§ WORK ORDER
Would you repeat all of the records underneath, exactly as written?

════

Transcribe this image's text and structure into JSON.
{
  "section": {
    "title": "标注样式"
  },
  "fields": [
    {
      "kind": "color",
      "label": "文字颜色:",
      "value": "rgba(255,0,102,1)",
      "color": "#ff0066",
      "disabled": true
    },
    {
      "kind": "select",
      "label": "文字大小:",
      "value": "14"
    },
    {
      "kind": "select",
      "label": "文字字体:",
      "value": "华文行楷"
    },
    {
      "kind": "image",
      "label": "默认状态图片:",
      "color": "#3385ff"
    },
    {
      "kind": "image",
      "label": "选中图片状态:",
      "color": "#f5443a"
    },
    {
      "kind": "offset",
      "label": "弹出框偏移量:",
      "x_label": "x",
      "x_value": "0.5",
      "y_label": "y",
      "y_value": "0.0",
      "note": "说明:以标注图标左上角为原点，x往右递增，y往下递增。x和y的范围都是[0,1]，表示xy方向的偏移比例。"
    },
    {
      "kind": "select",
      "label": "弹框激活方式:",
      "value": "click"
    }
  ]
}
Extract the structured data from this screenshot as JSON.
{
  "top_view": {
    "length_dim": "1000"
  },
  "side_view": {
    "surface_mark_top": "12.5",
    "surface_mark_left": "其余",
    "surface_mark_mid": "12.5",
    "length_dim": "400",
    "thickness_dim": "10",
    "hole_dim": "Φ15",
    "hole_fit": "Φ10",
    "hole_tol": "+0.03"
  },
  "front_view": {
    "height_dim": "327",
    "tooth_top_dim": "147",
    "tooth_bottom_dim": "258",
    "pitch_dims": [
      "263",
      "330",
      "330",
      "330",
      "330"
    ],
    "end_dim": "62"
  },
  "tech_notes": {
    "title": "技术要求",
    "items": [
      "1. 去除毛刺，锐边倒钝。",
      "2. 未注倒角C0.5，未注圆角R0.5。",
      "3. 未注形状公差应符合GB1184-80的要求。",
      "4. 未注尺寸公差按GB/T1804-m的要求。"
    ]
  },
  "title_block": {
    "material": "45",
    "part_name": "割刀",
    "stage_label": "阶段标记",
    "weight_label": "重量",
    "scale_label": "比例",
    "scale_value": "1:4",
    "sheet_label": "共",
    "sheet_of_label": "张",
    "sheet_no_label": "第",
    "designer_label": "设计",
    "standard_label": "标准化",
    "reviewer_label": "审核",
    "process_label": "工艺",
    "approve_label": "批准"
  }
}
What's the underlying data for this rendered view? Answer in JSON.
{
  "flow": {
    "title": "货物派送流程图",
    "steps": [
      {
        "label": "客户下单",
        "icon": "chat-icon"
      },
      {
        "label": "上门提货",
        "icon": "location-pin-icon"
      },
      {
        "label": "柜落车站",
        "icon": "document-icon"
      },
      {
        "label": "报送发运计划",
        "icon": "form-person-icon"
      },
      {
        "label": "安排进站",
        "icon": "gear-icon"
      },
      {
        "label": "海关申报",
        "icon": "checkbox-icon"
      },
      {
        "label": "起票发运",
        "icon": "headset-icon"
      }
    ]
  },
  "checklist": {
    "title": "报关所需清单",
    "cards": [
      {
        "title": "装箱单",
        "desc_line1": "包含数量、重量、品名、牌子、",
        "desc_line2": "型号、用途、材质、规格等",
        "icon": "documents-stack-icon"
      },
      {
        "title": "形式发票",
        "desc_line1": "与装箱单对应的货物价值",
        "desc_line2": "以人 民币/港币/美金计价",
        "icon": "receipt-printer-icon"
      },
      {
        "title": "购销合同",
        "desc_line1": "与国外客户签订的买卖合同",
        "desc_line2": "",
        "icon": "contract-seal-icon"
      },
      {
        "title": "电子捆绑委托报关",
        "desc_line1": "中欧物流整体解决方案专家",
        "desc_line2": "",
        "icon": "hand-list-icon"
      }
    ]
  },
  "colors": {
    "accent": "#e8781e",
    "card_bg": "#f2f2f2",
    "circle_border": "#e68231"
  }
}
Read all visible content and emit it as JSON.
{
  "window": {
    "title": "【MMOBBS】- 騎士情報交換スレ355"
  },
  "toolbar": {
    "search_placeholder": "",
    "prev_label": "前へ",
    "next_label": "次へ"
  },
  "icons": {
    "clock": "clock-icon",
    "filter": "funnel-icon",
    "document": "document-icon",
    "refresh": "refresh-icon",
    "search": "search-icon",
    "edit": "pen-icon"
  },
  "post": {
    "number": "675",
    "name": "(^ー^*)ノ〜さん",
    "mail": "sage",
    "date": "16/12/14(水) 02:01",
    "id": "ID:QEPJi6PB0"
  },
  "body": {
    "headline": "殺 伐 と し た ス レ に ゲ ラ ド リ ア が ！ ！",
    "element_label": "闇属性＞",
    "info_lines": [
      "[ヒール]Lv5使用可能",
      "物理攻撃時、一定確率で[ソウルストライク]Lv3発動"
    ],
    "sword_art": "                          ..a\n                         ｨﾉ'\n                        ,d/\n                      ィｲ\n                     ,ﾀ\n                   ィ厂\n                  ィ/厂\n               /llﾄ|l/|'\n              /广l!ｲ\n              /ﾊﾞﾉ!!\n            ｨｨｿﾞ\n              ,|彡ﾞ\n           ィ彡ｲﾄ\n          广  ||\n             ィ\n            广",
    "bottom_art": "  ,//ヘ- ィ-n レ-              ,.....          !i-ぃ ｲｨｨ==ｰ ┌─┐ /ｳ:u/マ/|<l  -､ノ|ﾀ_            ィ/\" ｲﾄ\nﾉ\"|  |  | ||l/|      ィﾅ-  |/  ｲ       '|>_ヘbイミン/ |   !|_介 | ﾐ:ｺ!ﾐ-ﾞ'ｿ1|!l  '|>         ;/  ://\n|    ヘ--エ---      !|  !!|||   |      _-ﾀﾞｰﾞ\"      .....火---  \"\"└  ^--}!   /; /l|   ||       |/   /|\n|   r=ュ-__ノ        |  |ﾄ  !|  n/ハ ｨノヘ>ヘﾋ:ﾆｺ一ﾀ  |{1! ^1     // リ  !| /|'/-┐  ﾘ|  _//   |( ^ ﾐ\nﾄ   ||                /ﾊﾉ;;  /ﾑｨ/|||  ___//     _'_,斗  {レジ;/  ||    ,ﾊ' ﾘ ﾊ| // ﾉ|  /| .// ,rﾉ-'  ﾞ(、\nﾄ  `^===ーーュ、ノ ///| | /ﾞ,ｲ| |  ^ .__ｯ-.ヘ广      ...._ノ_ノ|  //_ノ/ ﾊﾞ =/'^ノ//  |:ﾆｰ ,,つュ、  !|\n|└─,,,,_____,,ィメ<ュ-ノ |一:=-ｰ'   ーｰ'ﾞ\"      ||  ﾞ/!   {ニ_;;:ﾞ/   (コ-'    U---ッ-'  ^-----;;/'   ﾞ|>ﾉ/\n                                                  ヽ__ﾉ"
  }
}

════

§ ANSWER BELOW
Transcribe this image's text and structure into JSON.
{
  "section": {
    "title": "标注样式"
  },
  "fields": [
    {
      "kind": "color",
      "label": "文字颜色:",
      "value": "rgba(255,0,102,1)",
      "color": "#ff0066",
      "disabled": true
    },
    {
      "kind": "select",
      "label": "文字大小:",
      "value": "14"
    },
    {
      "kind": "select",
      "label": "文字字体:",
      "value": "华文行楷"
    },
    {
      "kind": "image",
      "label": "默认状态图片:",
      "color": "#3385ff"
    },
    {
      "kind": "image",
      "label": "选中图片状态:",
      "color": "#f5443a"
    },
    {
      "kind": "offset",
      "label": "弹出框偏移量:",
      "x_label": "x",
      "x_value": "0.5",
      "y_label": "y",
      "y_value": "0.0",
      "note": "说明:以标注图标左上角为原点，x往右递增，y往下递增。x和y的范围都是[0,1]，表示xy方向的偏移比例。"
    },
    {
      "kind": "select",
      "label": "弹框激活方式:",
      "value": "click"
    }
  ]
}
Extract the structured data from this screenshot as JSON.
{
  "top_view": {
    "length_dim": "1000"
  },
  "side_view": {
    "surface_mark_top": "12.5",
    "surface_mark_left": "其余",
    "surface_mark_mid": "12.5",
    "length_dim": "400",
    "thickness_dim": "10",
    "hole_dim": "Φ15",
    "hole_fit": "Φ10",
    "hole_tol": "+0.03"
  },
  "front_view": {
    "height_dim": "327",
    "tooth_top_dim": "147",
    "tooth_bottom_dim": "258",
    "pitch_dims": [
      "263",
      "330",
      "330",
      "330",
      "330"
    ],
    "end_dim": "62"
  },
  "tech_notes": {
    "title": "技术要求",
    "items": [
      "1. 去除毛刺，锐边倒钝。",
      "2. 未注倒角C0.5，未注圆角R0.5。",
      "3. 未注形状公差应符合GB1184-80的要求。",
      "4. 未注尺寸公差按GB/T1804-m的要求。"
    ]
  },
  "title_block": {
    "material": "45",
    "part_name": "割刀",
    "stage_label": "阶段标记",
    "weight_label": "重量",
    "scale_label": "比例",
    "scale_value": "1:4",
    "sheet_label": "共",
    "sheet_of_label": "张",
    "sheet_no_label": "第",
    "designer_label": "设计",
    "standard_label": "标准化",
    "reviewer_label": "审核",
    "process_label": "工艺",
    "approve_label": "批准"
  }
}
What's the underlying data for this rendered view? Answer in JSON.
{
  "flow": {
    "title": "货物派送流程图",
    "steps": [
      {
        "label": "客户下单",
        "icon": "chat-icon"
      },
      {
        "label": "上门提货",
        "icon": "location-pin-icon"
      },
      {
        "label": "柜落车站",
        "icon": "document-icon"
      },
      {
        "label": "报送发运计划",
        "icon": "form-person-icon"
      },
      {
        "label": "安排进站",
        "icon": "gear-icon"
      },
      {
        "label": "海关申报",
        "icon": "checkbox-icon"
      },
      {
        "label": "起票发运",
        "icon": "headset-icon"
      }
    ]
  },
  "checklist": {
    "title": "报关所需清单",
    "cards": [
      {
        "title": "装箱单",
        "desc_line1": "包含数量、重量、品名、牌子、",
        "desc_line2": "型号、用途、材质、规格等",
        "icon": "documents-stack-icon"
      },
      {
        "title": "形式发票",
        "desc_line1": "与装箱单对应的货物价值",
        "desc_line2": "以人 民币/港币/美金计价",
        "icon": "receipt-printer-icon"
      },
      {
        "title": "购销合同",
        "desc_line1": "与国外客户签订的买卖合同",
        "desc_line2": "",
        "icon": "contract-seal-icon"
      },
      {
        "title": "电子捆绑委托报关",
        "desc_line1": "中欧物流整体解决方案专家",
        "desc_line2": "",
        "icon": "hand-list-icon"
      }
    ]
  },
  "colors": {
    "accent": "#e8781e",
    "card_bg": "#f2f2f2",
    "circle_border": "#e68231"
  }
}
Read all visible content and emit it as JSON.
{
  "window": {
    "title": "【MMOBBS】- 騎士情報交換スレ355"
  },
  "toolbar": {
    "search_placeholder": "",
    "prev_label": "前へ",
    "next_label": "次へ"
  },
  "icons": {
    "clock": "clock-icon",
    "filter": "funnel-icon",
    "document": "document-icon",
    "refresh": "refresh-icon",
    "search": "search-icon",
    "edit": "pen-icon"
  },
  "post": {
    "number": "675",
    "name": "(^ー^*)ノ〜さん",
    "mail": "sage",
    "date": "16/12/14(水) 02:01",
    "id": "ID:QEPJi6PB0"
  },
  "body": {
    "headline": "殺 伐 と し た ス レ に ゲ ラ ド リ ア が ！ ！",
    "element_label": "闇属性＞",
    "info_lines": [
      "[ヒール]Lv5使用可能",
      "物理攻撃時、一定確率で[ソウルストライク]Lv3発動"
    ],
    "sword_art": "                          ..a\n                         ｨﾉ'\n                        ,d/\n                      ィｲ\n                     ,ﾀ\n                   ィ厂\n                  ィ/厂\n               /llﾄ|l/|'\n              /广l!ｲ\n              /ﾊﾞﾉ!!\n            ｨｨｿﾞ\n              ,|彡ﾞ\n           ィ彡ｲﾄ\n          广  ||\n             ィ\n            广",
    "bottom_art": "  ,//ヘ- ィ-n レ-              ,.....          !i-ぃ ｲｨｨ==ｰ ┌─┐ /ｳ:u/マ/|<l  -､ノ|ﾀ_            ィ/\" ｲﾄ\nﾉ\"|  |  | ||l/|      ィﾅ-  |/  ｲ       '|>_ヘbイミン/ |   !|_介 | ﾐ:ｺ!ﾐ-ﾞ'ｿ1|!l  '|>         ;/  ://\n|    ヘ--エ---      !|  !!|||   |      _-ﾀﾞｰﾞ\"      .....火---  \"\"└  ^--}!   /; /l|   ||       |/   /|\n|   r=ュ-__ノ        |  |ﾄ  !|  n/ハ ｨノヘ>ヘﾋ:ﾆｺ一ﾀ  |{1! ^1     // リ  !| /|'/-┐  ﾘ|  _//   |( ^ ﾐ\nﾄ   ||                /ﾊﾉ;;  /ﾑｨ/|||  ___//     _'_,斗  {レジ;/  ||    ,ﾊ' ﾘ ﾊ| // ﾉ|  /| .// ,rﾉ-'  ﾞ(、\nﾄ  `^===ーーュ、ノ ///| | /ﾞ,ｲ| |  ^ .__ｯ-.ヘ广      ...._ノ_ノ|  //_ノ/ ﾊﾞ =/'^ノ//  |:ﾆｰ ,,つュ、  !|\n|└─,,,,_____,,ィメ<ュ-ノ |一:=-ｰ'   ーｰ'ﾞ\"      ||  ﾞ/!   {ニ_;;:ﾞ/   (コ-'    U---ッ-'  ^-----;;/'   ﾞ|>ﾉ/\n                                                  ヽ__ﾉ"
  }
}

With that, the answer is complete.